For more information on Sandia research related to COVID-19, please visit the COVID-19 Research website.
Contact: Swiler, Laura Painton
Sandia to receive Fujitsu supercomputer processor
This spring, CCR researchers anticipate Sandia becoming one of the first DOE laboratories to receive the newest A64FX Fujitsu processor, a Japanese Arm-based processor optimized for high-performance computing.The 48-core A64FX processor was designed for Japan’s soon-to-be-deployed Fugaku supercomputer, which incorporates high-bandwidth memory. It also is the first to fully utilize wide vector lanes that were designed around Arm’s Scalable Vector Extensions. These wide vector lanes make possible a type of data-level parallelism where a single instruction operates on multiple data elements arranged in parallel. Penguin Computer Inc. will deliver the new system — the first Fujitsu PRIMEHPC FX700 with A64FX processors. Sandia will evaluate Fujitsu’s new processor and compiler using DOE mini- and proxy-applications and will share the results with Fujitsu and Penguin. More details are available here.
Contact: Laros, James H.
Sandia-led Supercontainers Project Featured in ECP Podcast
As the US Department of Energy’s (DOE) Exascale Computing Project (ECP) has evolved since its inception in 2016, what’s known as containers technology and how it fits into the wider scheme of exascale computing and high-performance computing (HPC) has been an area of ongoing interest in its own right within the HPC community.

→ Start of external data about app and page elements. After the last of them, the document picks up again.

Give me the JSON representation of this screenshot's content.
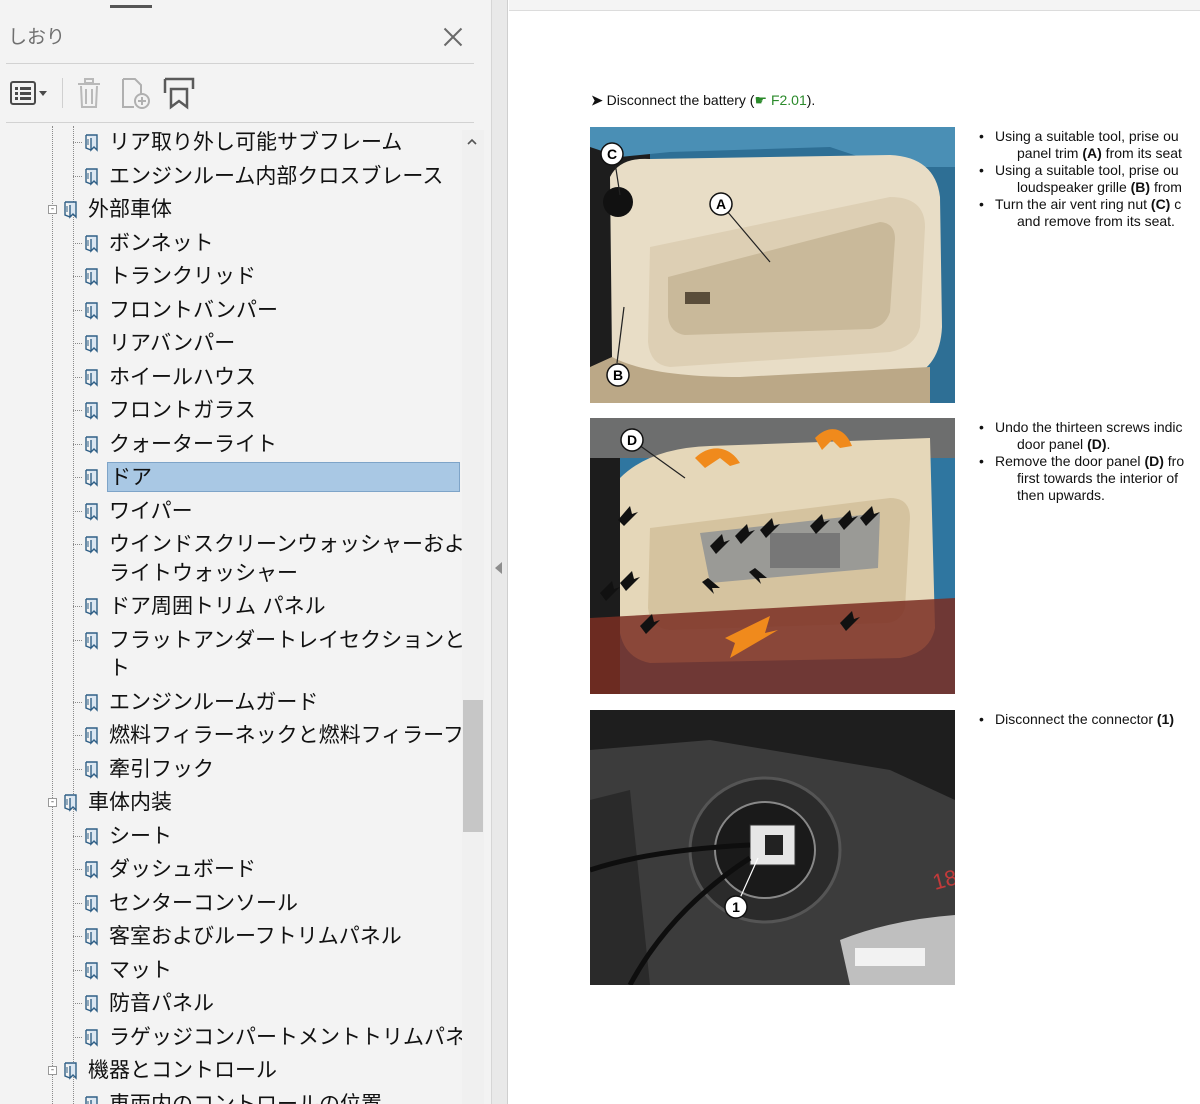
{
  "panel": {
    "title": "しおり",
    "toolbar": {
      "options_icon": "list-options-icon",
      "delete_icon": "trash-icon",
      "new_icon": "new-bookmark-icon",
      "expand_icon": "expand-bookmark-icon"
    },
    "items": [
      {
        "label": "リア取り外し可能サブフレーム",
        "level": 2
      },
      {
        "label": "エンジンルーム内部クロスブレース",
        "level": 2
      },
      {
        "label": "外部車体",
        "level": 1
      },
      {
        "label": "ボンネット",
        "level": 2
      },
      {
        "label": "トランクリッド",
        "level": 2
      },
      {
        "label": "フロントバンパー",
        "level": 2
      },
      {
        "label": "リアバンパー",
        "level": 2
      },
      {
        "label": "ホイールハウス",
        "level": 2
      },
      {
        "label": "フロントガラス",
        "level": 2
      },
      {
        "label": "クォーターライト",
        "level": 2
      },
      {
        "label": "ドア",
        "level": 2,
        "selected": true
      },
      {
        "label": "ワイパー",
        "level": 2
      },
      {
        "label": "ウインドスクリーンウォッシャーおよびヘッド",
        "label2": "ライトウォッシャー",
        "level": 2
      },
      {
        "label": "ドア周囲トリム パネル",
        "level": 2
      },
      {
        "label": "フラットアンダートレイセクションと車両リフ",
        "label2": "ト",
        "level": 2
      },
      {
        "label": "エンジンルームガード",
        "level": 2
      },
      {
        "label": "燃料フィラーネックと燃料フィラーフラップ",
        "level": 2
      },
      {
        "label": "牽引フック",
        "level": 2
      },
      {
        "label": "車体内装",
        "level": 1
      },
      {
        "label": "シート",
        "level": 2
      },
      {
        "label": "ダッシュボード",
        "level": 2
      },
      {
        "label": "センターコンソール",
        "level": 2
      },
      {
        "label": "客室およびルーフトリムパネル",
        "level": 2
      },
      {
        "label": "マット",
        "level": 2
      },
      {
        "label": "防音パネル",
        "level": 2
      },
      {
        "label": "ラゲッジコンパートメントトリムパネル",
        "level": 2
      },
      {
        "label": "機器とコントロール",
        "level": 1
      },
      {
        "label": "車両内のコントロールの位置",
        "level": 2
      }
    ]
  },
  "document": {
    "step1": {
      "prefix": "Disconnect the battery (",
      "ref": "F2.01",
      "suffix": ")."
    },
    "photo1": {
      "labels": [
        "A",
        "B",
        "C"
      ]
    },
    "photo2": {
      "labels": [
        "D"
      ]
    },
    "photo3": {
      "labels": [
        "1"
      ],
      "number": "18"
    },
    "block1": [
      {
        "t": "b",
        "parts": [
          "Using a suitable tool, prise ou"
        ]
      },
      {
        "t": "c",
        "parts": [
          "panel trim ",
          "(A)",
          " from its seat"
        ]
      },
      {
        "t": "b",
        "parts": [
          "Using a suitable tool, prise ou"
        ]
      },
      {
        "t": "c",
        "parts": [
          "loudspeaker grille ",
          "(B)",
          " from"
        ]
      },
      {
        "t": "b",
        "parts": [
          "Turn the air vent ring nut ",
          "(C)",
          " c"
        ]
      },
      {
        "t": "c",
        "parts": [
          "and remove from its seat."
        ]
      }
    ],
    "block2": [
      {
        "t": "b",
        "parts": [
          "Undo the thirteen screws indic"
        ]
      },
      {
        "t": "c",
        "parts": [
          "door panel ",
          "(D)",
          "."
        ]
      },
      {
        "t": "b",
        "parts": [
          "Remove the door panel ",
          "(D)",
          " fro"
        ]
      },
      {
        "t": "c",
        "parts": [
          "first towards the interior of"
        ]
      },
      {
        "t": "c",
        "parts": [
          "then upwards."
        ]
      }
    ],
    "block3": [
      {
        "t": "b",
        "parts": [
          "Disconnect the connector ",
          "(1)",
          " "
        ]
      }
    ],
    "colors": {
      "link": "#2b8a2b",
      "selection": "#a9c8e4",
      "arrow": "#f08a1c"
    }
  }
}
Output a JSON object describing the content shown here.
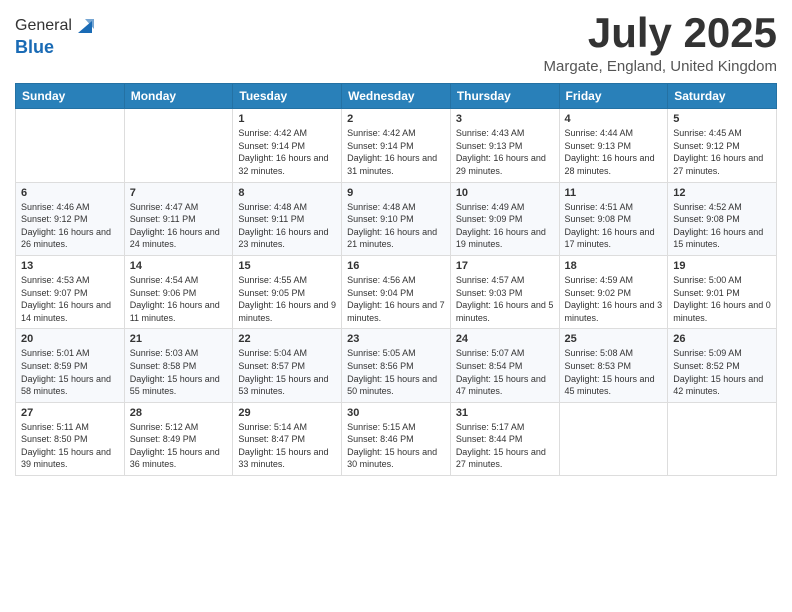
{
  "logo": {
    "general": "General",
    "blue": "Blue"
  },
  "title": "July 2025",
  "location": "Margate, England, United Kingdom",
  "days_of_week": [
    "Sunday",
    "Monday",
    "Tuesday",
    "Wednesday",
    "Thursday",
    "Friday",
    "Saturday"
  ],
  "weeks": [
    [
      {
        "day": null
      },
      {
        "day": null
      },
      {
        "day": "1",
        "sunrise": "Sunrise: 4:42 AM",
        "sunset": "Sunset: 9:14 PM",
        "daylight": "Daylight: 16 hours and 32 minutes."
      },
      {
        "day": "2",
        "sunrise": "Sunrise: 4:42 AM",
        "sunset": "Sunset: 9:14 PM",
        "daylight": "Daylight: 16 hours and 31 minutes."
      },
      {
        "day": "3",
        "sunrise": "Sunrise: 4:43 AM",
        "sunset": "Sunset: 9:13 PM",
        "daylight": "Daylight: 16 hours and 29 minutes."
      },
      {
        "day": "4",
        "sunrise": "Sunrise: 4:44 AM",
        "sunset": "Sunset: 9:13 PM",
        "daylight": "Daylight: 16 hours and 28 minutes."
      },
      {
        "day": "5",
        "sunrise": "Sunrise: 4:45 AM",
        "sunset": "Sunset: 9:12 PM",
        "daylight": "Daylight: 16 hours and 27 minutes."
      }
    ],
    [
      {
        "day": "6",
        "sunrise": "Sunrise: 4:46 AM",
        "sunset": "Sunset: 9:12 PM",
        "daylight": "Daylight: 16 hours and 26 minutes."
      },
      {
        "day": "7",
        "sunrise": "Sunrise: 4:47 AM",
        "sunset": "Sunset: 9:11 PM",
        "daylight": "Daylight: 16 hours and 24 minutes."
      },
      {
        "day": "8",
        "sunrise": "Sunrise: 4:48 AM",
        "sunset": "Sunset: 9:11 PM",
        "daylight": "Daylight: 16 hours and 23 minutes."
      },
      {
        "day": "9",
        "sunrise": "Sunrise: 4:48 AM",
        "sunset": "Sunset: 9:10 PM",
        "daylight": "Daylight: 16 hours and 21 minutes."
      },
      {
        "day": "10",
        "sunrise": "Sunrise: 4:49 AM",
        "sunset": "Sunset: 9:09 PM",
        "daylight": "Daylight: 16 hours and 19 minutes."
      },
      {
        "day": "11",
        "sunrise": "Sunrise: 4:51 AM",
        "sunset": "Sunset: 9:08 PM",
        "daylight": "Daylight: 16 hours and 17 minutes."
      },
      {
        "day": "12",
        "sunrise": "Sunrise: 4:52 AM",
        "sunset": "Sunset: 9:08 PM",
        "daylight": "Daylight: 16 hours and 15 minutes."
      }
    ],
    [
      {
        "day": "13",
        "sunrise": "Sunrise: 4:53 AM",
        "sunset": "Sunset: 9:07 PM",
        "daylight": "Daylight: 16 hours and 14 minutes."
      },
      {
        "day": "14",
        "sunrise": "Sunrise: 4:54 AM",
        "sunset": "Sunset: 9:06 PM",
        "daylight": "Daylight: 16 hours and 11 minutes."
      },
      {
        "day": "15",
        "sunrise": "Sunrise: 4:55 AM",
        "sunset": "Sunset: 9:05 PM",
        "daylight": "Daylight: 16 hours and 9 minutes."
      },
      {
        "day": "16",
        "sunrise": "Sunrise: 4:56 AM",
        "sunset": "Sunset: 9:04 PM",
        "daylight": "Daylight: 16 hours and 7 minutes."
      },
      {
        "day": "17",
        "sunrise": "Sunrise: 4:57 AM",
        "sunset": "Sunset: 9:03 PM",
        "daylight": "Daylight: 16 hours and 5 minutes."
      },
      {
        "day": "18",
        "sunrise": "Sunrise: 4:59 AM",
        "sunset": "Sunset: 9:02 PM",
        "daylight": "Daylight: 16 hours and 3 minutes."
      },
      {
        "day": "19",
        "sunrise": "Sunrise: 5:00 AM",
        "sunset": "Sunset: 9:01 PM",
        "daylight": "Daylight: 16 hours and 0 minutes."
      }
    ],
    [
      {
        "day": "20",
        "sunrise": "Sunrise: 5:01 AM",
        "sunset": "Sunset: 8:59 PM",
        "daylight": "Daylight: 15 hours and 58 minutes."
      },
      {
        "day": "21",
        "sunrise": "Sunrise: 5:03 AM",
        "sunset": "Sunset: 8:58 PM",
        "daylight": "Daylight: 15 hours and 55 minutes."
      },
      {
        "day": "22",
        "sunrise": "Sunrise: 5:04 AM",
        "sunset": "Sunset: 8:57 PM",
        "daylight": "Daylight: 15 hours and 53 minutes."
      },
      {
        "day": "23",
        "sunrise": "Sunrise: 5:05 AM",
        "sunset": "Sunset: 8:56 PM",
        "daylight": "Daylight: 15 hours and 50 minutes."
      },
      {
        "day": "24",
        "sunrise": "Sunrise: 5:07 AM",
        "sunset": "Sunset: 8:54 PM",
        "daylight": "Daylight: 15 hours and 47 minutes."
      },
      {
        "day": "25",
        "sunrise": "Sunrise: 5:08 AM",
        "sunset": "Sunset: 8:53 PM",
        "daylight": "Daylight: 15 hours and 45 minutes."
      },
      {
        "day": "26",
        "sunrise": "Sunrise: 5:09 AM",
        "sunset": "Sunset: 8:52 PM",
        "daylight": "Daylight: 15 hours and 42 minutes."
      }
    ],
    [
      {
        "day": "27",
        "sunrise": "Sunrise: 5:11 AM",
        "sunset": "Sunset: 8:50 PM",
        "daylight": "Daylight: 15 hours and 39 minutes."
      },
      {
        "day": "28",
        "sunrise": "Sunrise: 5:12 AM",
        "sunset": "Sunset: 8:49 PM",
        "daylight": "Daylight: 15 hours and 36 minutes."
      },
      {
        "day": "29",
        "sunrise": "Sunrise: 5:14 AM",
        "sunset": "Sunset: 8:47 PM",
        "daylight": "Daylight: 15 hours and 33 minutes."
      },
      {
        "day": "30",
        "sunrise": "Sunrise: 5:15 AM",
        "sunset": "Sunset: 8:46 PM",
        "daylight": "Daylight: 15 hours and 30 minutes."
      },
      {
        "day": "31",
        "sunrise": "Sunrise: 5:17 AM",
        "sunset": "Sunset: 8:44 PM",
        "daylight": "Daylight: 15 hours and 27 minutes."
      },
      {
        "day": null
      },
      {
        "day": null
      }
    ]
  ]
}
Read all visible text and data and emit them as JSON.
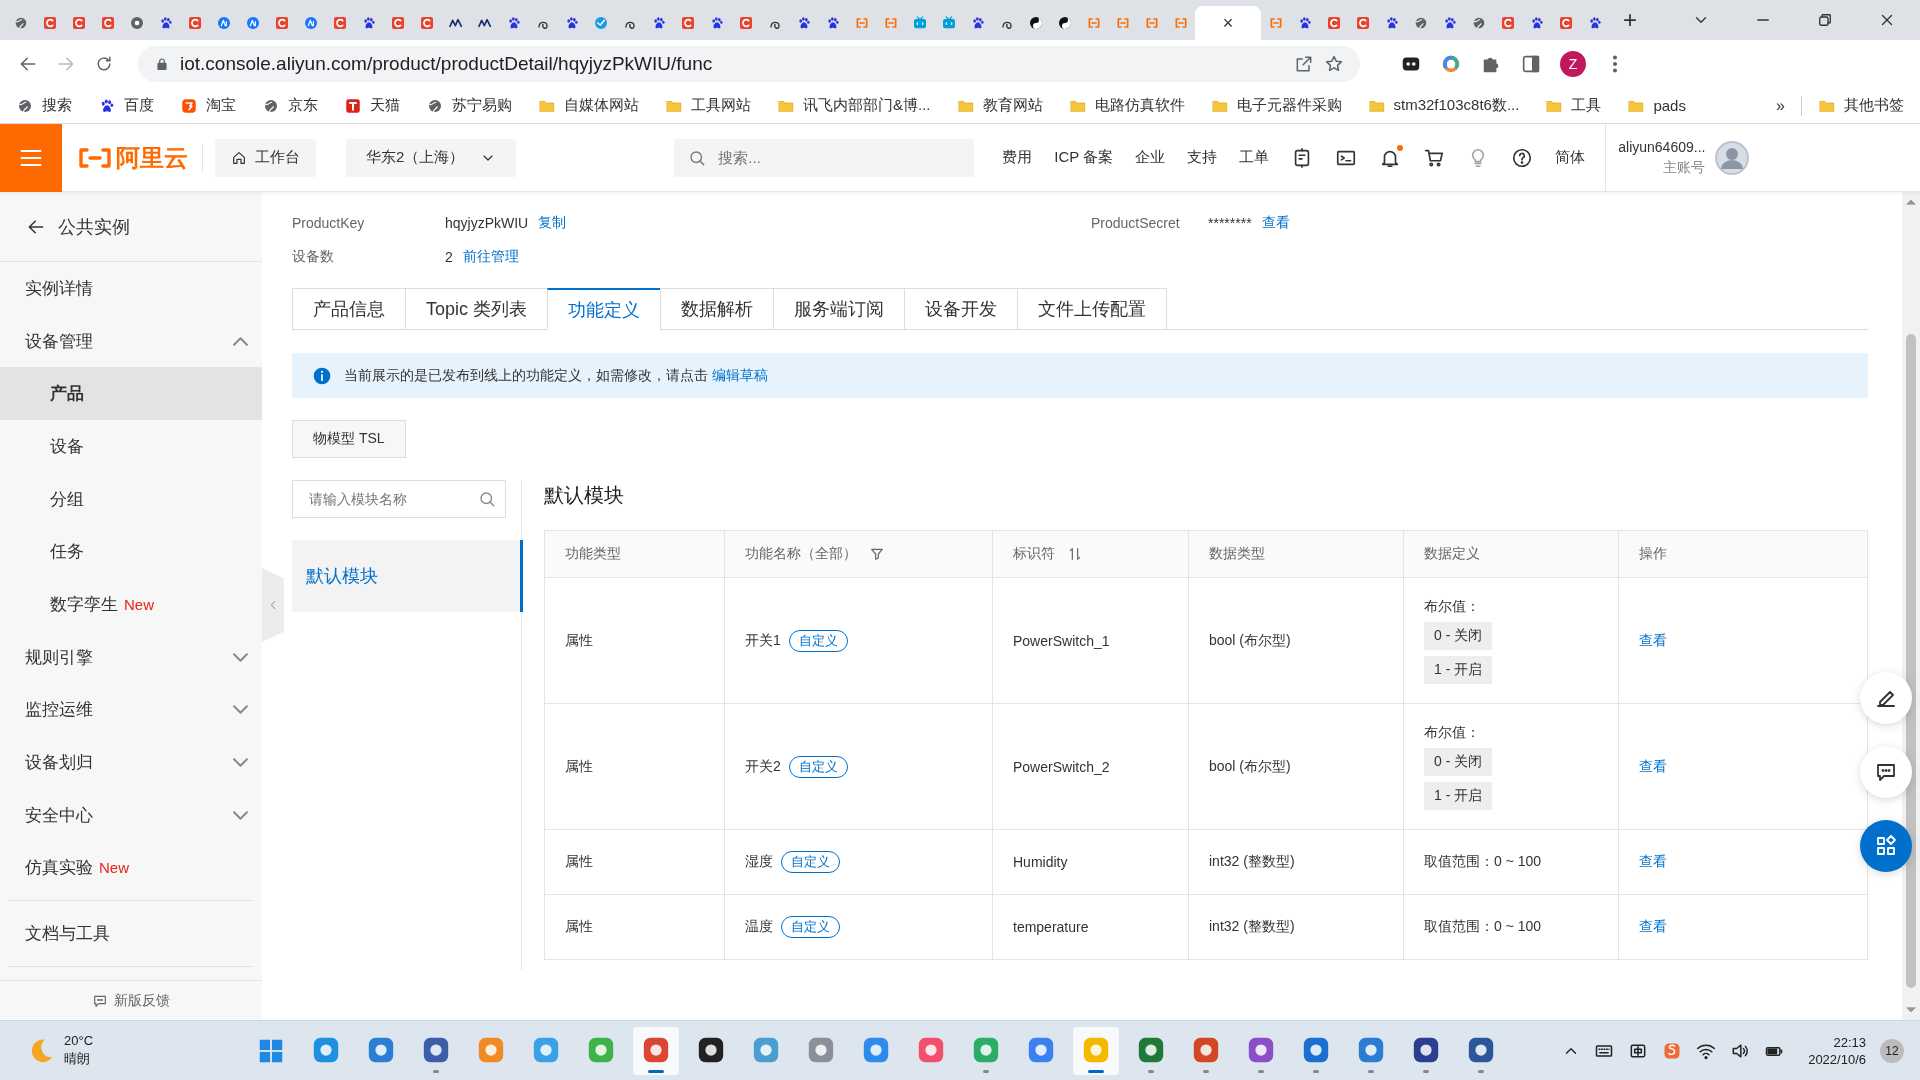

Container technology has revolutionized software development and deployment for many industries and enterprises because it provides greater software flexibility, reliability, ease of deployment, and portability for users. But several challenges must be addressed to get containers ready for exascale computing.
The Supercontainers project, one of ECP’s newest efforts, aims to deliver containers and virtualization technologies for productivity, portability, and performance on the first exascale computing machines, which are planned for 2021.
ECP’s Let’s Talk Exascale podcast features as a guest Supercontainers project team member Andrew Younge of Sandia National Laboratories. The interview was recorded this past November in Denver at SC19: The International Conference for High Performance Computing, Networking, Storage, and Analysis.
Contact: Younge, Andrew J
Steve Plimpton Awarded the 2020 SIAM Activity Group on Supercomputing Career Prize
Steve Plimpton has been awarded the 2020 Society for Industrial and Applied Mathematics (SIAM) 2020 Activity Group on Supercomputing Career Prize. This prestigious award is given every two years to an outstanding researcher who has made broad and distinguished contributions to the field of algorithm development for parallel scientific computing. According to SIAM, the Career Prize recognizes Steve’s “seminal algorithmic and software contributions to parallel molecular dynamics, to parallel crash and impact simulations, and for leadership in modular open-source parallel software.”
Steve is the originator of several successful software projects, most notably the open-source LAMMPS code for molecular dynamics. Since its release in 2004, LAMMPS has been downloaded hundreds of thousands of times and has grown to become a leading particle-based materials modeling code worldwide. Steve’s leadership in parallel scientific computing has led to many opportunities for the Center for Computing Research to collaborate on high-performance computing projects both within and outside Sandia National Laboratories.
Contact: Littlewood, David John